Web Writing Project for Middlemarch
This assignment sheet for the students' web writing projects on Middlemarch, like that for their projects on Great Expectations, encouraged them to conceptualize their projects both collaboratively and hypertextually. With the experience of the shorter Dickens projects behind them, the students had an easier time selecting projects in terms of their potential interpretive relevance to the novel. Among the topics chosen were: inheritance laws, nineteenth-century medicine and medical education, the 1832 Reform Act, Eliot's feminism, the functions of the novel's epigraphs, the social impact of the railroads, and Henry Brougham and "useful knowledge." With such focused topics, students were able to conduct research more efficiently, finding the best and most relevant sources quickly. While they still struggled to bring their contextual information to bear on the novel in sustained interpretive analyses, they did a better job in this second project. More students also worked collaboratively on related topics and found connections between their work and that of others.
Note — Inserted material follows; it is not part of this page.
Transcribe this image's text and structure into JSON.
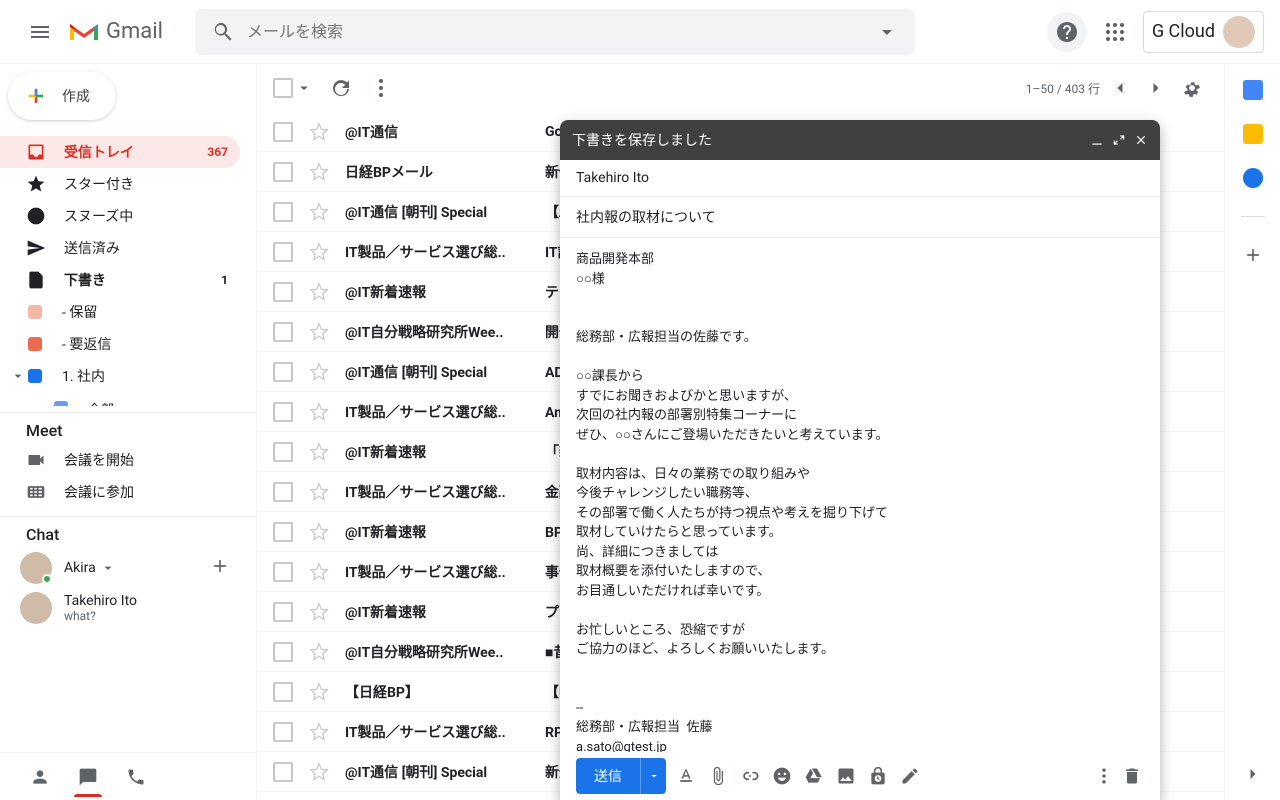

Over the next six weeks we will construct a Web for Middlemarch. Today we'll be talking about what the Web should contain, and while we'll use the structure of The Dickens Web as a model and a starting point, we will obviously want to customize our new Web for Eliot's novel. I've already asked you to be thinking about what you would like to do for your Middlemarch Web Project; a proposal is due next Monday. If you want to work on a topic similar to the one for The Dickens Web, that's fine.
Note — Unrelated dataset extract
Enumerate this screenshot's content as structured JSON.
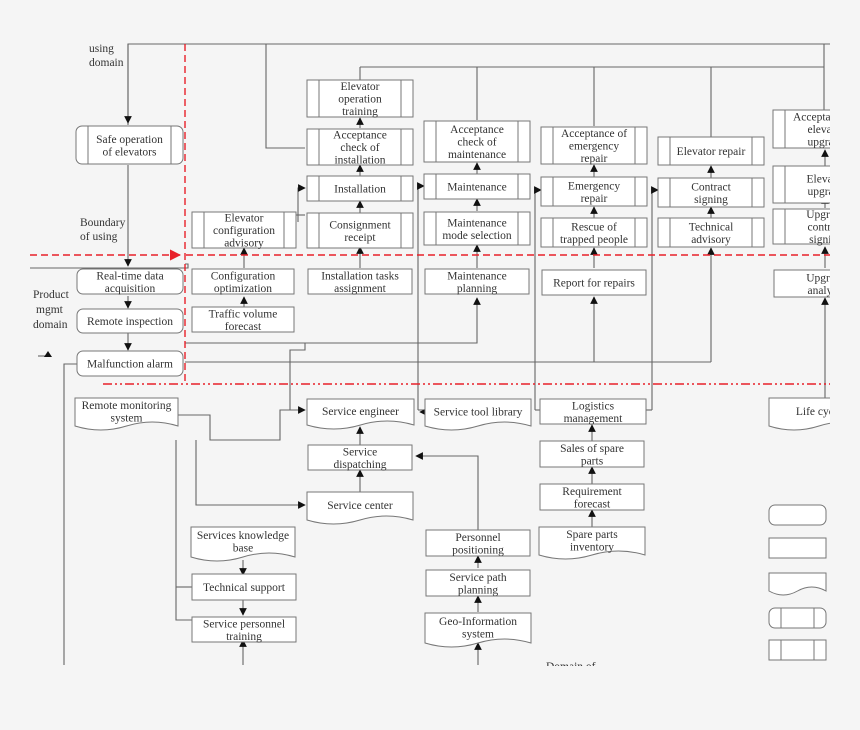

This time, your writing project should add the equivalent of at least 10 pages of material to the Web, and it must incorporate outside sources (whether criticism, biography, history, letters, etc.). Once again, your project must involve textual analysis and interpretation and must be linked to other parts of the Web. For this project you also have the option of working with another person or other people. For example, if two of you decide to work together on the novel's representation of the Reform Bill debates of the early 1830s, one person could focus on obtaining historical information while the other looks for relevant literary criticism and biographical information. If four people were interested in Eliot's life and its relations to the novel, one might examine her "marriage" to Lewes and the novel's treatment of marriage, another might look at her religious views and the novel's depiction of religion, another might focus on the novel's use of science in light of Eliot's knowledge of science and Lewes's scientific work, while another might concentrate on Eliot's views about women and her own experiences as a woman in relation to the novel's female characters. The only restrictions here are that each person must write his or her own project, and each person's project must include analysis and interpretation of the novel. But knowledge and sources can be shared, research conducted jointly, connections established with others.
Your draft should be word processed and include the following:
- A physical description of the project. Put this on a separate page. Describe how many writing spaces you are creating and provide titles for them. If you are placing them within other, more general writing spaces, be sure to say so. You may also create writing spaces related to your topic that you do not intend to fill but that you think a member of a future class might want to.
- The material you have written for the project. This is the main part of the draft and should be at least 5 pages (the completed version of it will have to be at least 7 pages). Depending on how you've chosen to configure your material in the Web, this may be one document or it may be more than one. If you're doing more than one, be sure to keep them separate and to indicate clearly which document goes with which writing space. And remember, this material must include external sources of some sort.
- Description and explanation of any links within your material or between your material and that being added by someone else. Do this on a separate page or pages. This is not required, but I strongly urge you to do it; as you learn more about what others are doing, think of ways to connect your project with theirs. This should be especially easy for those of you working on related topics, like the various aspects of the depiction on women. The links should be substantive links that deal with content issues. Identify each as a basic link (connection of writing spaces) or a text link (connection of a piece of text to either another piece of text or a writing space); describe what is being linked to what; explain in what specific way(s) the link will affect a reader's understanding of all or part of Middlemarch. Such an explanation must refer to specific events and/or passages in the novel--general statements like "a reader will have a better understanding of, or greater background for, the place of education (or religion or the Reform Bill or the epigraphs to the chapters or whatever) in the novel" are not acceptable.
- A Works Cited list. Do this on a separate page. Entries should be complete and follow MLA format. In the finished project you will have to link the references in your writing spaces to their full citations in the collective bibliography.